In 1969 a summit conference was called, which met in Rabat, Morocco, to form the Organization of the Islamic Conference (OIC) with a permanent secretariat in Jedda. The challenge is to wrest from Jedda de facto sanction for an Iraqi government that will be Muslim but that will observe a separation of church and state. The end is that secular concerns and the liberty of conscience should fuse to create an incipient democracy.
The OIC has 57 member states, not all of them exclusively Muslim, but all with a substantial Muslim population. There are democratic states among them, including Turkey, whose Islamic majority prevailed in the last election and, ironically, refused to facilitate the American expedition.
The scholar Bernard Lewis identifies three schools of Islamic thought in the matter of dissenters, or infidels, to use theological language. There are those who believe that a sacred mission of Islam is to conquer the world by the use of the sword if necessary. A second accepts cohabitation of the planet but with stern monolithic concern for Islamic pre-eminence.
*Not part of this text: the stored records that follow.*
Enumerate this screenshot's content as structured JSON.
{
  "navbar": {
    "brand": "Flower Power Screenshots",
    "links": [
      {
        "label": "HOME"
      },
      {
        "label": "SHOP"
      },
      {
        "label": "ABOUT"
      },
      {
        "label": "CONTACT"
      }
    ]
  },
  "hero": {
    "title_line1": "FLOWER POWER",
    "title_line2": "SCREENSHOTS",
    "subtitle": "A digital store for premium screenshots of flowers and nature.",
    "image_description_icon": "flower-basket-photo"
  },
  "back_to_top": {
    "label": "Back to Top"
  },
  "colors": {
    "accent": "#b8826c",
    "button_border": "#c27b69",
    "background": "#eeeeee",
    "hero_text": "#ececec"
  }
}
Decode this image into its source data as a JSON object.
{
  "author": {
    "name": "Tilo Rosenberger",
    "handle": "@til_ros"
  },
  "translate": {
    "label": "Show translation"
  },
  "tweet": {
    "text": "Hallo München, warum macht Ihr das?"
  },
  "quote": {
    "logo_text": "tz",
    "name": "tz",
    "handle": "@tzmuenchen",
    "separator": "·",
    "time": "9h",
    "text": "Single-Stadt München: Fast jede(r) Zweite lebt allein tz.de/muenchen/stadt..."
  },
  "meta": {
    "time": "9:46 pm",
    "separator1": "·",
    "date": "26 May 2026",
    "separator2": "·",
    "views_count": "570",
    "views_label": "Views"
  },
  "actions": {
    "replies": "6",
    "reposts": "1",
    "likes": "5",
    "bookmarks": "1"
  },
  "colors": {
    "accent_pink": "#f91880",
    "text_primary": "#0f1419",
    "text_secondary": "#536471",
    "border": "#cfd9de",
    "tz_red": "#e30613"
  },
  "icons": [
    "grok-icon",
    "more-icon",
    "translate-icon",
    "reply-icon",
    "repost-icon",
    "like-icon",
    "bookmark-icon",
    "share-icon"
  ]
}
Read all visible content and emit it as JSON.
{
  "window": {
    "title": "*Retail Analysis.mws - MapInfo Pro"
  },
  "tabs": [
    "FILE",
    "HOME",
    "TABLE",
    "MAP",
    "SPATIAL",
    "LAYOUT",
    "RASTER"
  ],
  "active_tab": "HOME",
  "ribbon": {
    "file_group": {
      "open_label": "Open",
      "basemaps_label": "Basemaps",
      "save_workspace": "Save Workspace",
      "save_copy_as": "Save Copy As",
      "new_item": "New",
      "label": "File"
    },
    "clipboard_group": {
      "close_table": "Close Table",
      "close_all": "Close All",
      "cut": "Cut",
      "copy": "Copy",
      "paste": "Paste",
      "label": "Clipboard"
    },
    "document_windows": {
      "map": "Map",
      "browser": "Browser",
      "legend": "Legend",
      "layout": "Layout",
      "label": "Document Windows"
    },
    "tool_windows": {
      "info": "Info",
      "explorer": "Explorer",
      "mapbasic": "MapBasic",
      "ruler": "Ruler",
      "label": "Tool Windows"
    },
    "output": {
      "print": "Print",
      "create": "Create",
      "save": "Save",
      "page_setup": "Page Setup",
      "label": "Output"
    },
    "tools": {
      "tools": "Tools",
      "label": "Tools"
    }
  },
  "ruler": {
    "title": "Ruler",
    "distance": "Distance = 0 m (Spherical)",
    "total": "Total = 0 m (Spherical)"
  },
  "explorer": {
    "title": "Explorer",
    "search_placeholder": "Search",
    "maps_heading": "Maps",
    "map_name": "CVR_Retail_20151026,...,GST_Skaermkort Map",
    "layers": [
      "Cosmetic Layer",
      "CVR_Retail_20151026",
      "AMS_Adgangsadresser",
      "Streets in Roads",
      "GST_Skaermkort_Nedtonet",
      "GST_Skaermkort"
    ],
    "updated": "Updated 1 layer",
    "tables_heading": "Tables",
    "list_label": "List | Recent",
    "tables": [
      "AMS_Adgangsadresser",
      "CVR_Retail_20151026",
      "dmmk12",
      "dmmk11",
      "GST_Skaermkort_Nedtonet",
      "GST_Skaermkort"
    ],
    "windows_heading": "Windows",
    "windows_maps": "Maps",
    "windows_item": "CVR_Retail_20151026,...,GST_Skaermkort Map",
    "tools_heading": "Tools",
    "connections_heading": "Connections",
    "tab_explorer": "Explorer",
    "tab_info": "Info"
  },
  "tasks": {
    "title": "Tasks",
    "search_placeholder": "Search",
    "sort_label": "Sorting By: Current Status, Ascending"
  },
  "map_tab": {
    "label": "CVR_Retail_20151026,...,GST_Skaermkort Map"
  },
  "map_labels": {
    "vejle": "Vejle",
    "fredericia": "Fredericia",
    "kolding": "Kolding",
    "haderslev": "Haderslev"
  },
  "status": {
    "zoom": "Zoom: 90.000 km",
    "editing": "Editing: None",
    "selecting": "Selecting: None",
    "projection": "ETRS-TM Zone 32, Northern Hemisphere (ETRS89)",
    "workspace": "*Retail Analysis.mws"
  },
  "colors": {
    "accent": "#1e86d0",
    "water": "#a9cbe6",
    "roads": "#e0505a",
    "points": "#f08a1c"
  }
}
The third accepts a division in religions abroad, and the realities and benefits of coexistence.
Tomorrow, the civil administration in Iraq will proceed under an American viceroy. The day after tomorrow will come in a year or two, when a credible Iraqi assembly evolves. The missionary work of the U.S. Department of State is to elicit a commitment to freedom of conscience from Muslim authorities. And there is no shortage of those who would step forward and declare that the Koran does not enjoin such activity as was engaged in by Saddam Hussein.
Professor Lewis tells us that medieval jurists and theologians discussed at some length the rules of warfare, including such questions as which weapons are permitted, which not. "There is even some discussion in medieval texts of the lawfulness of missile and chemical warfare, the one relating to mangonels and catapults, the other to poison-tipped arrows and the poisoning of enemy water supplies."
There is internal dissent. "Some justices permit, some restrict, some disapprove of the use of these weapons. The stated reason for concern is the indiscriminate casualties that they inflict."
Mr. Lewis, in his new book The Crisis of Islam, concludes the paragraph with charming self-effacement. "At no point do the basic texts of Islam enjoin terrorism and murder. At no point -- as far as I am aware -- do they even consider the random slaughter of uninvolved bystanders."
Well, doc, if you are unaware, after a lifetime's scholarship, of any sovereign Islamic mandate that permits random slaughter such as was practiced by Saddam Hussein, we should proceed on the assumption that no member of a civil government in Baghdad will come up with a Koranic injunction to resume the random slaughter and oppression sometimes used to enforce one-man rule.
The looming omnipresence will be Jedda, where the secretariat sits representing the worldwide Muslim community. We have working for us the indelible picture of an elated people greeting their liberators. Bearing the scars of life under one Muslim ruler, Iraqi dissidents and converts are powerful missionaries to Jedda, and indeed to Egypt and Iran and Syria. The need is great to move toward a constitution in which Islam is acknowledged as a state religion, but only in the sense that the Church of England is a state religion.
In the best of all possible worlds, the sheer dazzle of the coalition's liberation should serve to illuminate the privations of life without freedom. But it won't be enough. If the inherent allure of freedom were sufficient to convert those who suffer from life without it, autocratic rule would disappear. More will be needed, in effective statesmanship, including persuasion and some tough love for those sheiks of Araby who continue life as though nothing at all had happened in Iraq. A great deal happened, including, for however brief a moment, the Stars and Stripes over the face of the tyrant.